Page and application data records »
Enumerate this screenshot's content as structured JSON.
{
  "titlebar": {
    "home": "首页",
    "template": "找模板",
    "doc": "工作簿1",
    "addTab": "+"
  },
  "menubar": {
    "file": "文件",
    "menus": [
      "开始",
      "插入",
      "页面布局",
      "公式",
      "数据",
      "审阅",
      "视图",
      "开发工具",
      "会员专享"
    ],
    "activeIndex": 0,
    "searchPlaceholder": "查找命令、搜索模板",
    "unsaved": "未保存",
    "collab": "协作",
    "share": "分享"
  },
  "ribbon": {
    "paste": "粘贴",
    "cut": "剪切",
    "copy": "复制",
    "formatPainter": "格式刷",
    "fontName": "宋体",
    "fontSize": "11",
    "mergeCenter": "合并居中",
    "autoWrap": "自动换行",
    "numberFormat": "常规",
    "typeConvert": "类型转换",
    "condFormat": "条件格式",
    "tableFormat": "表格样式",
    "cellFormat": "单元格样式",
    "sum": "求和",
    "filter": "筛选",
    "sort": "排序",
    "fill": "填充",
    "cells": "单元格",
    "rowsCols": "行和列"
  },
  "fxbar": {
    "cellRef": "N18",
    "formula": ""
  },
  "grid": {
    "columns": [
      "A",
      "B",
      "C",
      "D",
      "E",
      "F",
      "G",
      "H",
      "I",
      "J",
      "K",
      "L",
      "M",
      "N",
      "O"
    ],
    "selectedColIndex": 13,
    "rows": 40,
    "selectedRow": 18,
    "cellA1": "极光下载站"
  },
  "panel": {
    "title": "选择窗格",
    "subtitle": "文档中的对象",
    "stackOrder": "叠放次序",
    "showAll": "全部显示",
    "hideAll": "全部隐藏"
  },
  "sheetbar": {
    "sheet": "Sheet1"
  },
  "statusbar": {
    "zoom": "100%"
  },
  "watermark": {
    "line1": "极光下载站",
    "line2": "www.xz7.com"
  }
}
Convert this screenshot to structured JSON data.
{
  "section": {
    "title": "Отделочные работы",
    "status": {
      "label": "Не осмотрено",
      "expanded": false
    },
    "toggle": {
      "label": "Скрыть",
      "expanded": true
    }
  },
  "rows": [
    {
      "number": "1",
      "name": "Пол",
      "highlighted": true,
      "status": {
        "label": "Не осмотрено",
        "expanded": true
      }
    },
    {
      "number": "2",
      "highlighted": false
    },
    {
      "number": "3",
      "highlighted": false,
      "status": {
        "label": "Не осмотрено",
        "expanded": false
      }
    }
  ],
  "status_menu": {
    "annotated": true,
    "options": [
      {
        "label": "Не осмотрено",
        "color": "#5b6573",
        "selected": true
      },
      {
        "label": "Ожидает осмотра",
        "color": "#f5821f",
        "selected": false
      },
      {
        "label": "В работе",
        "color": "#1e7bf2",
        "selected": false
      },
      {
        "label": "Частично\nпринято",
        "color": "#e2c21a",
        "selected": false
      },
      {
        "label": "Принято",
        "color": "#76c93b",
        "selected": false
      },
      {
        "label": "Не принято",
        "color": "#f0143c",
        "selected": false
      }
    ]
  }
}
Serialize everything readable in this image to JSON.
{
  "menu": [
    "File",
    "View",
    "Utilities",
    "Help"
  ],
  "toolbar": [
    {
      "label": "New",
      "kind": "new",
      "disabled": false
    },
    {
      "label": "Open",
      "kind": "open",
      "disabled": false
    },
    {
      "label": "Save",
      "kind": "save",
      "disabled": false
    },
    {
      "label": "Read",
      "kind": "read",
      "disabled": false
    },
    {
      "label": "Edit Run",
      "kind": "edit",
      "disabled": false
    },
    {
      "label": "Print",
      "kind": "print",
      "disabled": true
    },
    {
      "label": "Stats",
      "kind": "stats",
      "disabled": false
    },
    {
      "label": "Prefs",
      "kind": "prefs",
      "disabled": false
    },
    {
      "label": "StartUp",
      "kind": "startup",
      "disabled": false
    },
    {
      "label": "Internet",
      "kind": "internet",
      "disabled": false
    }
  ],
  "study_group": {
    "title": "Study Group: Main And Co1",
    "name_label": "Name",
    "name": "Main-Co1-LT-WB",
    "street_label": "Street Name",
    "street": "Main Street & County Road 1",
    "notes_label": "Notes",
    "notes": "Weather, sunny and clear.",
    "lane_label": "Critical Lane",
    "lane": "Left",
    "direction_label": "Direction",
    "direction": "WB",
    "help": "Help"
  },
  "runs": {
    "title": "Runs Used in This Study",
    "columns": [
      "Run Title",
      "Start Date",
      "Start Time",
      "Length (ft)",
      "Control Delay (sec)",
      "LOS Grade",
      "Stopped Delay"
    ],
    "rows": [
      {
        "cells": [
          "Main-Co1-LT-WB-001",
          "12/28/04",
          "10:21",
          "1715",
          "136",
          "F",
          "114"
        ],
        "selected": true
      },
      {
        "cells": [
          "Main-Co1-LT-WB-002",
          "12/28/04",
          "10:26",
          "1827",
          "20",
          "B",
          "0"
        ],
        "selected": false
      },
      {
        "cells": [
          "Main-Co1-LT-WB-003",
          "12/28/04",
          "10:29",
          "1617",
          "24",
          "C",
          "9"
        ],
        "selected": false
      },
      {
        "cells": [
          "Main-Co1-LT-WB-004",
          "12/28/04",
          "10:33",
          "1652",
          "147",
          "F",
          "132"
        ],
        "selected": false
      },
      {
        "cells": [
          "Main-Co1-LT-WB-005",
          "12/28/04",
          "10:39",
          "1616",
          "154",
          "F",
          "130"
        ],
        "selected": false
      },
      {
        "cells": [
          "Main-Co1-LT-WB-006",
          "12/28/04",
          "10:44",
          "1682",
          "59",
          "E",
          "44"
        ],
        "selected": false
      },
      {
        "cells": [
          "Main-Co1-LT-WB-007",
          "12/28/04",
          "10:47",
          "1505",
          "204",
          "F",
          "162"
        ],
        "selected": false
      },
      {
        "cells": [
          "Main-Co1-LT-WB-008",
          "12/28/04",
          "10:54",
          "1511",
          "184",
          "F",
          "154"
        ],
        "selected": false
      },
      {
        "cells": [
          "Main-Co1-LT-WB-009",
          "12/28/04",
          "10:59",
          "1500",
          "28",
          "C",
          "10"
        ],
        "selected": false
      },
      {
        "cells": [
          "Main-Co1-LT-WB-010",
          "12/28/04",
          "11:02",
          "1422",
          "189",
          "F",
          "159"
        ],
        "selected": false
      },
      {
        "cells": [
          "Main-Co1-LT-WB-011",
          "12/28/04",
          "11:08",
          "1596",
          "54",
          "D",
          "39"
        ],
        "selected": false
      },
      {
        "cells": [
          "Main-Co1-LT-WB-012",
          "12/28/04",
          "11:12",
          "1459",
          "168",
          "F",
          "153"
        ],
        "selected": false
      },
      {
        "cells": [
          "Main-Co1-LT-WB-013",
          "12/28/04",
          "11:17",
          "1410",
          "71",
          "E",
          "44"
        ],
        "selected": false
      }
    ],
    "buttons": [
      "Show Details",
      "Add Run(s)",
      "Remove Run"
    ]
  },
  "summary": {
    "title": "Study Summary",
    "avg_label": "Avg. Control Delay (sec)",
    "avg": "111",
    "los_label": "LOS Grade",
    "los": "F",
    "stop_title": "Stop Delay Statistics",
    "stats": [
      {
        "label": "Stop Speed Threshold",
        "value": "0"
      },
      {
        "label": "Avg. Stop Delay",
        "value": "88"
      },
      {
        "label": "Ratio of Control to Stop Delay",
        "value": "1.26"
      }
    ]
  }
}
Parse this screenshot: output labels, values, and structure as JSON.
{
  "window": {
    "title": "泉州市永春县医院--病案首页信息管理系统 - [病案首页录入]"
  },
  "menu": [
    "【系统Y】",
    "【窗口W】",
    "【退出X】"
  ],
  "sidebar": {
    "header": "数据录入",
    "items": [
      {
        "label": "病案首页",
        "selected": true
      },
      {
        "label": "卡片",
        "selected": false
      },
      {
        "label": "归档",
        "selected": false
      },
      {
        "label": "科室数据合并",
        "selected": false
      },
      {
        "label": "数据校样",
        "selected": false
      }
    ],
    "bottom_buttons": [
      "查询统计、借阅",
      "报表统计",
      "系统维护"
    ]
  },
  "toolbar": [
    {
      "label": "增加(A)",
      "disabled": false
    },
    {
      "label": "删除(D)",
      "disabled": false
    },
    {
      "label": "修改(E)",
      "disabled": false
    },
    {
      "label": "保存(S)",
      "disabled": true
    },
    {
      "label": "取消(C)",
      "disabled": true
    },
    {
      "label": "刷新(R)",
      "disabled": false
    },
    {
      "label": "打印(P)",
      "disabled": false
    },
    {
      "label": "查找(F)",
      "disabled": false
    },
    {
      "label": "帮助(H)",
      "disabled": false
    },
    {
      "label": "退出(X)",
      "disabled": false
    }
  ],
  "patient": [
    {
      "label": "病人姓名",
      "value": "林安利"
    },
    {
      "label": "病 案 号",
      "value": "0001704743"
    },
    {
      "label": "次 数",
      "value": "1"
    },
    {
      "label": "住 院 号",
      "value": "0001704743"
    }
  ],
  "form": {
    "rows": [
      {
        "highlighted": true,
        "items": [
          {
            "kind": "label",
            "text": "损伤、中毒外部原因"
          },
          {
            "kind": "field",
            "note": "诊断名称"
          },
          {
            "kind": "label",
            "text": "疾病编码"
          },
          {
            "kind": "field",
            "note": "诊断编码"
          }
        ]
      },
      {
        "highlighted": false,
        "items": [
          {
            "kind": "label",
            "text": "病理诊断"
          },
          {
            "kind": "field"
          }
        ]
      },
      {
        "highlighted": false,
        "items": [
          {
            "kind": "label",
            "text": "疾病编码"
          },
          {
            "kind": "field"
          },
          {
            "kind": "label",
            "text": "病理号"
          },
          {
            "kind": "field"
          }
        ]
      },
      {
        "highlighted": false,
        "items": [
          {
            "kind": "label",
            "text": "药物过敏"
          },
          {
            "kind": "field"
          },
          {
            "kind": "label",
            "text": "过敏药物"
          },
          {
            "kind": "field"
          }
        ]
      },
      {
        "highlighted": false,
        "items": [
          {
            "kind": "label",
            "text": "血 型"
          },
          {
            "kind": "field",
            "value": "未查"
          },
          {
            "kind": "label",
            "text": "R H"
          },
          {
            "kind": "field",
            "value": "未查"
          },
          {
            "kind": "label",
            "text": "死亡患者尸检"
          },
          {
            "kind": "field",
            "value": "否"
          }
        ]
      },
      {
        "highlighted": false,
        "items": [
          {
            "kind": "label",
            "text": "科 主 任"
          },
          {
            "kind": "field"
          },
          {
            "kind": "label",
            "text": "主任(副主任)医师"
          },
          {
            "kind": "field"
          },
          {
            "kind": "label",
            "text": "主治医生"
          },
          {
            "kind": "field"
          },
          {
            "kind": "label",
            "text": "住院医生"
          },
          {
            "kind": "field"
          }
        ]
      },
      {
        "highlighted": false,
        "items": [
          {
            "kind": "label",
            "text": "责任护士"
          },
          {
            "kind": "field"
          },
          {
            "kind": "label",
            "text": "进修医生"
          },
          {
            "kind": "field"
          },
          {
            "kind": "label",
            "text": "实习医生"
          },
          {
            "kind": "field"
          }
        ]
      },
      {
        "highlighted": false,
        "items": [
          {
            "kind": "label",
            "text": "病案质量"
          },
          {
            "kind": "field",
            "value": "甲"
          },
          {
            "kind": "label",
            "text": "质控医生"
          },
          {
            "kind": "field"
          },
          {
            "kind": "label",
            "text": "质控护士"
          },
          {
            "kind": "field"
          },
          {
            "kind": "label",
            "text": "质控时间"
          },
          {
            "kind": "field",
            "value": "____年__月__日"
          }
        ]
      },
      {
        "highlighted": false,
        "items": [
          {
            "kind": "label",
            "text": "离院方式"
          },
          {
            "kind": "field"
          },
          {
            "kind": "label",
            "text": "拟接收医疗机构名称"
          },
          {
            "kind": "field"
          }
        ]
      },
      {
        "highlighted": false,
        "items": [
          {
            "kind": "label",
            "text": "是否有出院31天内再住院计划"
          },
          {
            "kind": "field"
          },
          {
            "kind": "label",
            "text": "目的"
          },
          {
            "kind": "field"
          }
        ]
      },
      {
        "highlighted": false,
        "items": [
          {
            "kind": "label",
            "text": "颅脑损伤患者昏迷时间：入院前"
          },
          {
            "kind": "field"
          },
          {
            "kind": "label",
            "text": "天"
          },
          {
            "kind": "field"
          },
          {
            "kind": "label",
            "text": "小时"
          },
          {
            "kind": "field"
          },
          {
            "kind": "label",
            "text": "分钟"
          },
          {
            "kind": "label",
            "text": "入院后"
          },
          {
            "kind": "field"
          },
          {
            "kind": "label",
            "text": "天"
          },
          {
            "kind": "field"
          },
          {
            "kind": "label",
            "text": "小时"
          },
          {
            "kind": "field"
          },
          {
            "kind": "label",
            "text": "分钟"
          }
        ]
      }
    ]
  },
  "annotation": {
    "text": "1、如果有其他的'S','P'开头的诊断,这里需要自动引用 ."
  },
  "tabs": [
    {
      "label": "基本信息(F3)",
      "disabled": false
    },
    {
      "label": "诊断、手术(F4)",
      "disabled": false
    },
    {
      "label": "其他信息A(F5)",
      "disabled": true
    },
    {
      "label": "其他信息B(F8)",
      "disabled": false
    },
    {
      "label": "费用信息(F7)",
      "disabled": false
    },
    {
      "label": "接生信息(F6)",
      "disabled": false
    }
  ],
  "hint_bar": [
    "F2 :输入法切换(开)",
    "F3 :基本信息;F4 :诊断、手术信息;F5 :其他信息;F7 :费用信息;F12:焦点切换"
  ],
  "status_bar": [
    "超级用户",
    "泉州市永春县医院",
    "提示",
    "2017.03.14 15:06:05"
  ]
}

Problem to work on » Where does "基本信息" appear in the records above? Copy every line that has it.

Response area »
      "label": "基本信息(F3)",
    "F3 :基本信息;F4 :诊断、手术信息;F5 :其他信息;F7 :费用信息;F12:焦点切换"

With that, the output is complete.